The interior environment is a step up from other Mitsubishis, with a nice soft-touch dash pad and some attractive silver and chrome trim. However, as expected, there is still an abundance of hard plastics. Overall, the look is appropriate for the class and price, and while some of the features surprise and delight, Mitsubishi's reputation for middling quality gives us pause.
We are impressed by the Outlander Sport's room, especially in the rear seat. The front seats have good headroom and legroom, and the tilt/telescoping steering column helps tailor a comfortable driving position. The rear seat is surprisingly accommodating. An average-size adult male can fit behind a tall front occupant. That's something you don't find in some midsize sedans. The front seats are well-contoured and have decent side bolstering for support in turns. But the rear seat is rather flat, and you need to choose the SE trim to get a fold-down center armrest.
While Mitsubishi has chopped 10 inches off the rear of the Outlander, it has also eliminated the third-row seat, so the cargo space is fairly useful. With all the seats up, there is 21.7 cubic feet of space, which will easily hold a week's worth of groceries. With the 60/40 split second row folded, cargo space expands to 49.5 cubic feet, which will appeal to active-lifestyle types. That's not as much room as larger competitors, many of which have about 65 cubic feet of space, but it's useful, nonetheless.

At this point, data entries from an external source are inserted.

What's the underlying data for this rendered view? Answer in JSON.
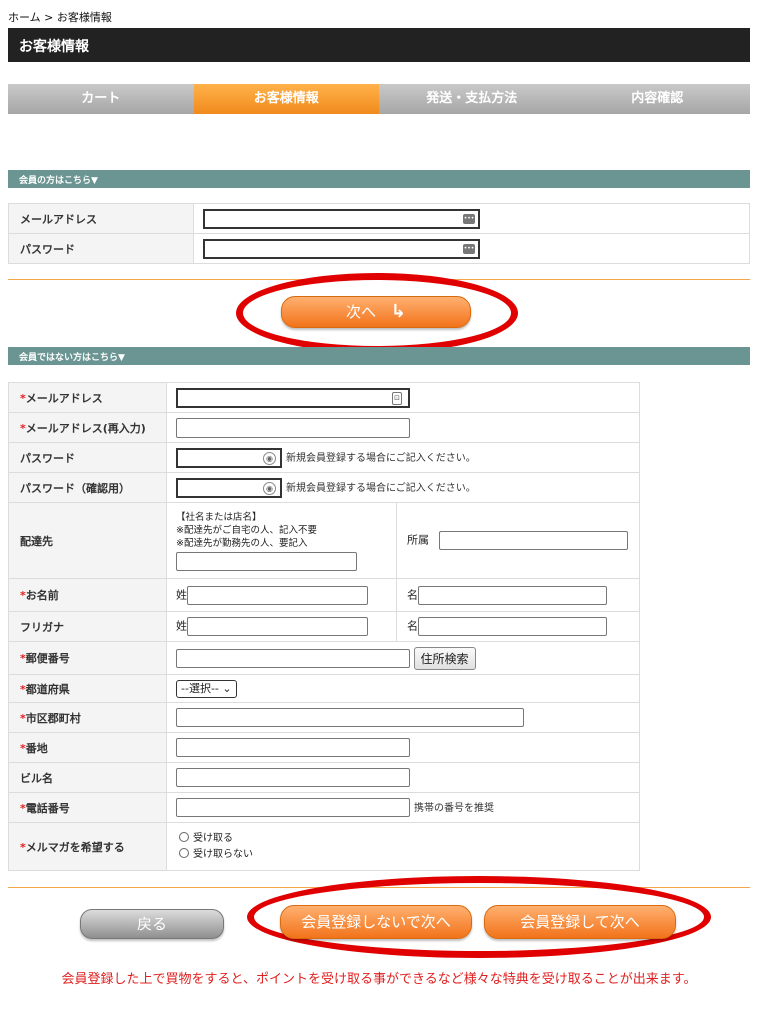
{
  "breadcrumb": "ホーム > お客様情報",
  "page_title": "お客様情報",
  "steps": [
    "カート",
    "お客様情報",
    "発送・支払方法",
    "内容確認"
  ],
  "member_section": {
    "header": "会員の方はこちら▼",
    "email_label": "メールアドレス",
    "password_label": "パスワード",
    "next_label": "次へ"
  },
  "guest_section": {
    "header": "会員ではない方はこちら▼",
    "required_mark": "*",
    "email_label": "メールアドレス",
    "email_confirm_label": "メールアドレス(再入力)",
    "password_label": "パスワード",
    "password_confirm_label": "パスワード（確認用）",
    "password_hint": "新規会員登録する場合にご記入ください。",
    "delivery_label": "配達先",
    "delivery_note_1": "【社名または店名】",
    "delivery_note_2": "※配達先がご自宅の人、記入不要",
    "delivery_note_3": "※配達先が勤務先の人、要記入",
    "affiliation_label": "所属",
    "name_label": "お名前",
    "furigana_label": "フリガナ",
    "last_name_label": "姓",
    "first_name_label": "名",
    "zip_label": "郵便番号",
    "address_search_label": "住所検索",
    "prefecture_label": "都道府県",
    "prefecture_value": "--選択--",
    "city_label": "市区郡町村",
    "street_label": "番地",
    "building_label": "ビル名",
    "phone_label": "電話番号",
    "phone_hint": "携帯の番号を推奨",
    "newsletter_label": "メルマガを希望する",
    "newsletter_options": [
      "受け取る",
      "受け取らない"
    ]
  },
  "buttons": {
    "back": "戻る",
    "guest_next": "会員登録しないで次へ",
    "register_next": "会員登録して次へ"
  },
  "bottom_note": "会員登録した上で買物をすると、ポイントを受け取る事ができるなど様々な特典を受け取ることが出来ます。",
  "colors": {
    "accent_orange": "#f08a1c",
    "section_teal": "#6a9592",
    "highlight_red": "#e00000",
    "required_red": "#e02020"
  }
}
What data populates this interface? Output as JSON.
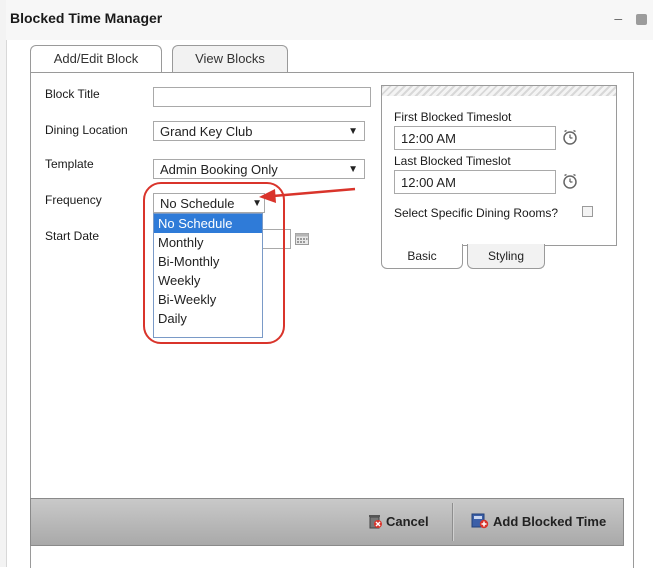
{
  "window": {
    "title": "Blocked Time Manager"
  },
  "tabs": [
    {
      "label": "Add/Edit Block",
      "active": true
    },
    {
      "label": "View Blocks",
      "active": false
    }
  ],
  "form": {
    "block_title": {
      "label": "Block Title",
      "value": ""
    },
    "dining_location": {
      "label": "Dining Location",
      "value": "Grand Key Club"
    },
    "template": {
      "label": "Template",
      "value": "Admin Booking Only"
    },
    "frequency": {
      "label": "Frequency",
      "value": "No Schedule",
      "options": [
        "No Schedule",
        "Monthly",
        "Bi-Monthly",
        "Weekly",
        "Bi-Weekly",
        "Daily"
      ],
      "selected_index": 0
    },
    "start_date": {
      "label": "Start Date",
      "value": ""
    }
  },
  "side_panel": {
    "first_timeslot": {
      "label": "First Blocked Timeslot",
      "value": "12:00 AM"
    },
    "last_timeslot": {
      "label": "Last Blocked Timeslot",
      "value": "12:00 AM"
    },
    "select_rooms": {
      "label": "Select Specific Dining Rooms?",
      "checked": false
    },
    "subtabs": [
      {
        "label": "Basic",
        "active": true
      },
      {
        "label": "Styling",
        "active": false
      }
    ]
  },
  "footer": {
    "cancel_label": "Cancel",
    "add_label": "Add Blocked Time"
  },
  "colors": {
    "accent_blue": "#2f7bd8",
    "annotation_red": "#d9342b"
  }
}
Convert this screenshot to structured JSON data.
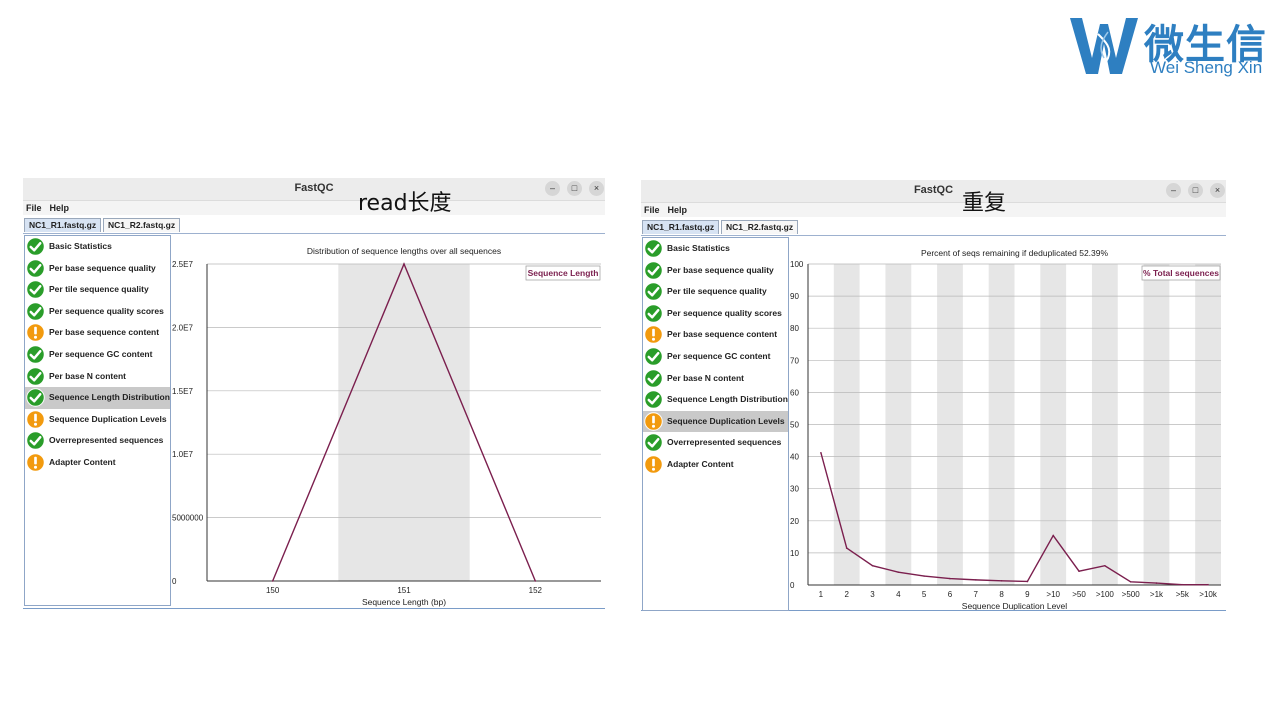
{
  "logo": {
    "cn": "微生信",
    "en": "Wei Sheng Xin",
    "color": "#2e7fc1"
  },
  "labels": {
    "left": "read长度",
    "right": "重复"
  },
  "colors": {
    "line": "#7b1f4e",
    "pass": "#2a9d2a",
    "warn": "#f29a0e",
    "band": "#e6e6e6"
  },
  "windows": [
    {
      "title": "FastQC",
      "menu": [
        "File",
        "Help"
      ],
      "tabs": [
        "NC1_R1.fastq.gz",
        "NC1_R2.fastq.gz"
      ],
      "active_tab": 0,
      "selected_module": 7,
      "modules": [
        {
          "label": "Basic Statistics",
          "status": "pass"
        },
        {
          "label": "Per base sequence quality",
          "status": "pass"
        },
        {
          "label": "Per tile sequence quality",
          "status": "pass"
        },
        {
          "label": "Per sequence quality scores",
          "status": "pass"
        },
        {
          "label": "Per base sequence content",
          "status": "warn"
        },
        {
          "label": "Per sequence GC content",
          "status": "pass"
        },
        {
          "label": "Per base N content",
          "status": "pass"
        },
        {
          "label": "Sequence Length Distribution",
          "status": "pass"
        },
        {
          "label": "Sequence Duplication Levels",
          "status": "warn"
        },
        {
          "label": "Overrepresented sequences",
          "status": "pass"
        },
        {
          "label": "Adapter Content",
          "status": "warn"
        }
      ],
      "chart_data": {
        "type": "line",
        "title": "Distribution of sequence lengths over all sequences",
        "xlabel": "Sequence Length (bp)",
        "ylabel": "",
        "categories": [
          "150",
          "151",
          "152"
        ],
        "yticks": [
          "0",
          "5000000",
          "1.0E7",
          "1.5E7",
          "2.0E7",
          "2.5E7"
        ],
        "ylim": [
          0,
          25000000
        ],
        "grid": true,
        "legend_position": "top-right",
        "series": [
          {
            "name": "Sequence Length",
            "values": [
              0,
              25000000,
              0
            ]
          }
        ]
      }
    },
    {
      "title": "FastQC",
      "menu": [
        "File",
        "Help"
      ],
      "tabs": [
        "NC1_R1.fastq.gz",
        "NC1_R2.fastq.gz"
      ],
      "active_tab": 0,
      "selected_module": 8,
      "modules": [
        {
          "label": "Basic Statistics",
          "status": "pass"
        },
        {
          "label": "Per base sequence quality",
          "status": "pass"
        },
        {
          "label": "Per tile sequence quality",
          "status": "pass"
        },
        {
          "label": "Per sequence quality scores",
          "status": "pass"
        },
        {
          "label": "Per base sequence content",
          "status": "warn"
        },
        {
          "label": "Per sequence GC content",
          "status": "pass"
        },
        {
          "label": "Per base N content",
          "status": "pass"
        },
        {
          "label": "Sequence Length Distribution",
          "status": "pass"
        },
        {
          "label": "Sequence Duplication Levels",
          "status": "warn"
        },
        {
          "label": "Overrepresented sequences",
          "status": "pass"
        },
        {
          "label": "Adapter Content",
          "status": "warn"
        }
      ],
      "chart_data": {
        "type": "line",
        "title": "Percent of seqs remaining if deduplicated 52.39%",
        "xlabel": "Sequence Duplication Level",
        "ylabel": "",
        "categories": [
          "1",
          "2",
          "3",
          "4",
          "5",
          "6",
          "7",
          "8",
          "9",
          ">10",
          ">50",
          ">100",
          ">500",
          ">1k",
          ">5k",
          ">10k"
        ],
        "yticks": [
          "0",
          "10",
          "20",
          "30",
          "40",
          "50",
          "60",
          "70",
          "80",
          "90",
          "100"
        ],
        "ylim": [
          0,
          100
        ],
        "grid": true,
        "legend_position": "top-right",
        "series": [
          {
            "name": "% Total sequences",
            "values": [
              41.2,
              11.5,
              6.0,
              4.0,
              2.8,
              2.0,
              1.6,
              1.3,
              1.1,
              15.4,
              4.3,
              6.0,
              1.0,
              0.6,
              0.1,
              0.1
            ]
          }
        ]
      }
    }
  ]
}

On the Road
The 2011 Mitsubishi Outlander Sport doesn't exactly live up to its name. Despite its compact size, it's not particularly sporty. It leans a little more in turns than it should and doesn't feel quite as nimble as you might expect. On a positive note, the electric-assist power steering has little play on center and feels natural and direct. It's not sports-car quick, but the feel is right for a small SUV. Too bad the handling can't match the steering for driver involvement.

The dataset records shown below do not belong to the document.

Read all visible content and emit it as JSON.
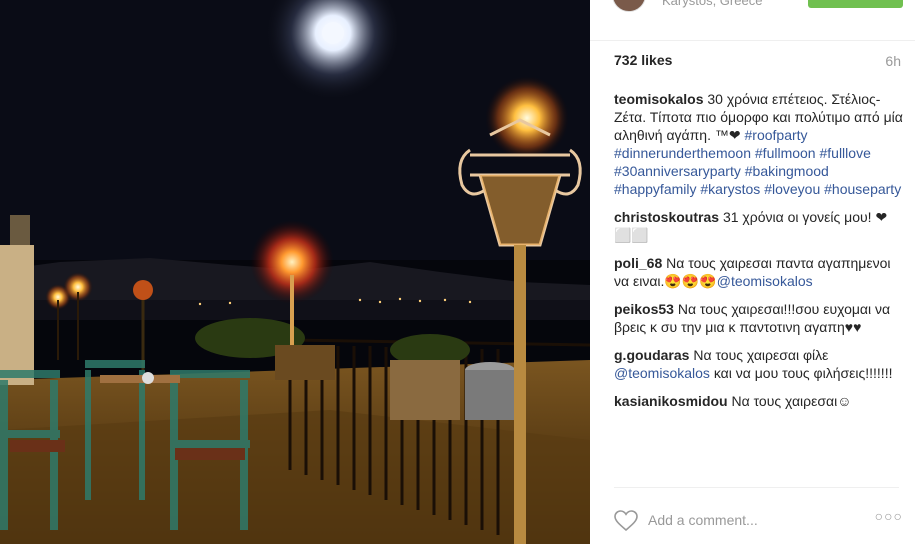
{
  "header": {
    "location": "Karystos, Greece"
  },
  "post": {
    "likes": "732 likes",
    "time_ago": "6h"
  },
  "caption": {
    "user": "teomisokalos",
    "text": "30 χρόνια επέτειος. Στέλιος-Ζέτα. Τίποτα πιο όμορφο και πολύτιμο από μία αληθινή αγάπη. ™❤",
    "hashtags": [
      "#roofparty",
      "#dinnerunderthemoon",
      "#fullmoon",
      "#fulllove",
      "#30anniversaryparty",
      "#bakingmood",
      "#happyfamily",
      "#karystos",
      "#loveyou",
      "#houseparty"
    ]
  },
  "comments": [
    {
      "user": "christoskoutras",
      "text": "31 χρόνια οι γονείς μου! ❤ ⬜⬜"
    },
    {
      "user": "poli_68",
      "text": "Να τους χαιρεσαι παντα αγαπημενοι να ειναι.😍😍😍",
      "mention": "@teomisokalos"
    },
    {
      "user": "peikos53",
      "text": "Να τους χαιρεσαι!!!σου ευχομαι να βρεις κ συ την μια κ παντοτινη αγαπη♥♥"
    },
    {
      "user": "g.goudaras",
      "text": "Να τους χαιρεσαι φίλε",
      "mention": "@teomisokalos",
      "text2": "και να μου τους φιλήσεις!!!!!!!"
    },
    {
      "user": "kasianikosmidou",
      "text": "Να τους χαιρεσαι☺"
    }
  ],
  "footer": {
    "add_comment_placeholder": "Add a comment...",
    "more_label": "○○○"
  },
  "icons": {
    "like": "heart-icon",
    "more": "more-options-icon"
  },
  "colors": {
    "link": "#365899",
    "follow_button": "#70c050"
  }
}
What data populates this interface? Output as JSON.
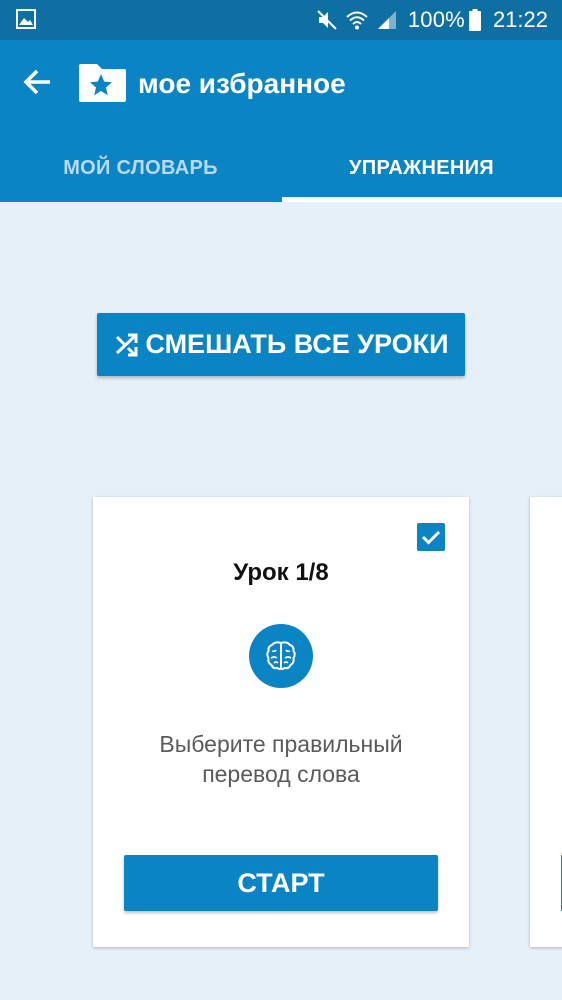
{
  "status_bar": {
    "battery_percent": "100%",
    "time": "21:22",
    "icons": [
      "gallery-icon",
      "mute-icon",
      "wifi-icon",
      "signal-icon",
      "battery-icon"
    ]
  },
  "app_bar": {
    "title": "мое избранное",
    "back_icon": "arrow-left-icon",
    "folder_icon": "star-folder-icon"
  },
  "tabs": [
    {
      "label": "МОЙ СЛОВАРЬ",
      "active": false
    },
    {
      "label": "УПРАЖНЕНИЯ",
      "active": true
    }
  ],
  "shuffle_button": {
    "label": "СМЕШАТЬ ВСЕ УРОКИ",
    "icon": "shuffle-icon"
  },
  "lesson_card": {
    "title": "Урок 1/8",
    "checked": true,
    "icon": "brain-icon",
    "description": "Выберите правильный перевод слова",
    "start_label": "СТАРТ"
  },
  "colors": {
    "primary": "#0b84c4",
    "status_bar": "#0e6fa2",
    "background": "#e6f0f8",
    "tab_inactive": "#b9d9ee"
  }
}
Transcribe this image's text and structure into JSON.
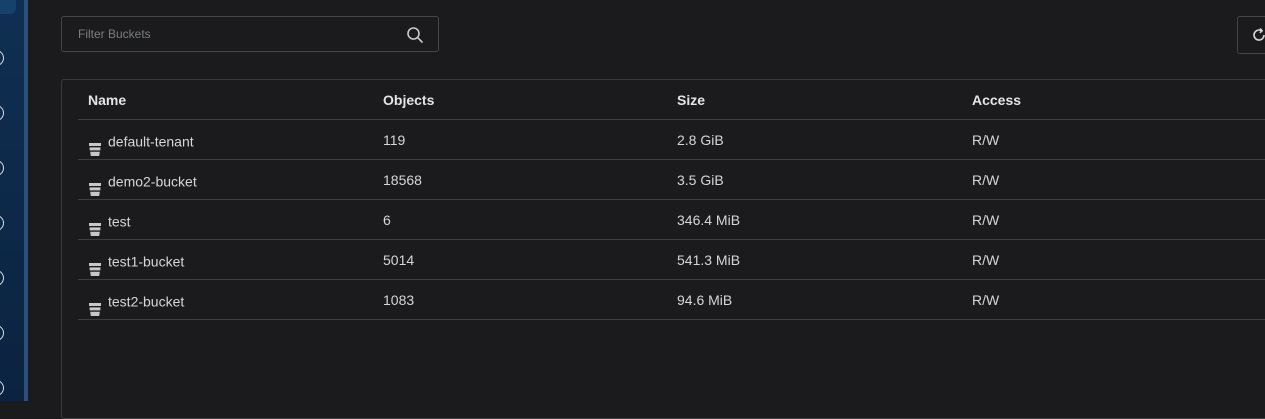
{
  "filter": {
    "placeholder": "Filter Buckets",
    "value": ""
  },
  "table": {
    "columns": [
      "Name",
      "Objects",
      "Size",
      "Access"
    ],
    "rows": [
      {
        "name": "default-tenant",
        "objects": "119",
        "size": "2.8 GiB",
        "access": "R/W"
      },
      {
        "name": "demo2-bucket",
        "objects": "18568",
        "size": "3.5 GiB",
        "access": "R/W"
      },
      {
        "name": "test",
        "objects": "6",
        "size": "346.4 MiB",
        "access": "R/W"
      },
      {
        "name": "test1-bucket",
        "objects": "5014",
        "size": "541.3 MiB",
        "access": "R/W"
      },
      {
        "name": "test2-bucket",
        "objects": "1083",
        "size": "94.6 MiB",
        "access": "R/W"
      }
    ]
  },
  "icons": {
    "search": "search-icon",
    "refresh": "refresh-icon",
    "bucket": "bucket-icon"
  },
  "colors": {
    "background": "#1b1b1d",
    "sidebar": "#0f2f52",
    "text": "#d6d6d6",
    "border": "#3c3d41"
  }
}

There are some other positive traits. The Outlander Sport feels stable at speed, with just a hint of float, and the ride is forgiving, especially with the base 16-inch wheels. The available all-wheel-drive system also provides solid traction on slick roads and a modicum of off-road ability.
The Outlander Sport's engine is the weakest offered in an SUV of any stripe. Though it is smooth and quiet for a 4-cylinder, it does whine at higher rpms. It makes so little power that high rpms are needed to draw any appreciable motivation from it. That means drivers will be accompanied by that droning sound all too often. Mitsubishi isn't giving zero-to-60-mph numbers, but it almost certainly takes more than 10 seconds.
Front-wheel-drive models are offered with a manual transmission, which is the best choice for getting the most out of this engine. The CVT offered with all-wheel drive can be slow to raise the revs necessary for passing. Fortunately, Mitsubishi provides six preset gear ratios controlled by well-placed and high-quality magnesium shift paddles. We recommend using them to downshift as far as possible before making any passing maneuvers.
The Outlander Sport gets good gas mileage. Its 31 mpg highway rating is as high as you can expect in an SUV. However, competitors such as the Chevrolet Equinox, Hyundai Tucson and Kia Sportage get similar mileage with more usable power.
Right for You?
The Outlander Sport provides the same advantages as other compact SUVs: useful space for friends and cargo and the all-weather confidence of all-wheel drive. It also offers compact-car fuel economy in a maneuverable package at reasonable prices. For these reasons, it will appeal to young active singles and couples. However, other alternatives have more room and more power at prices only slightly higher.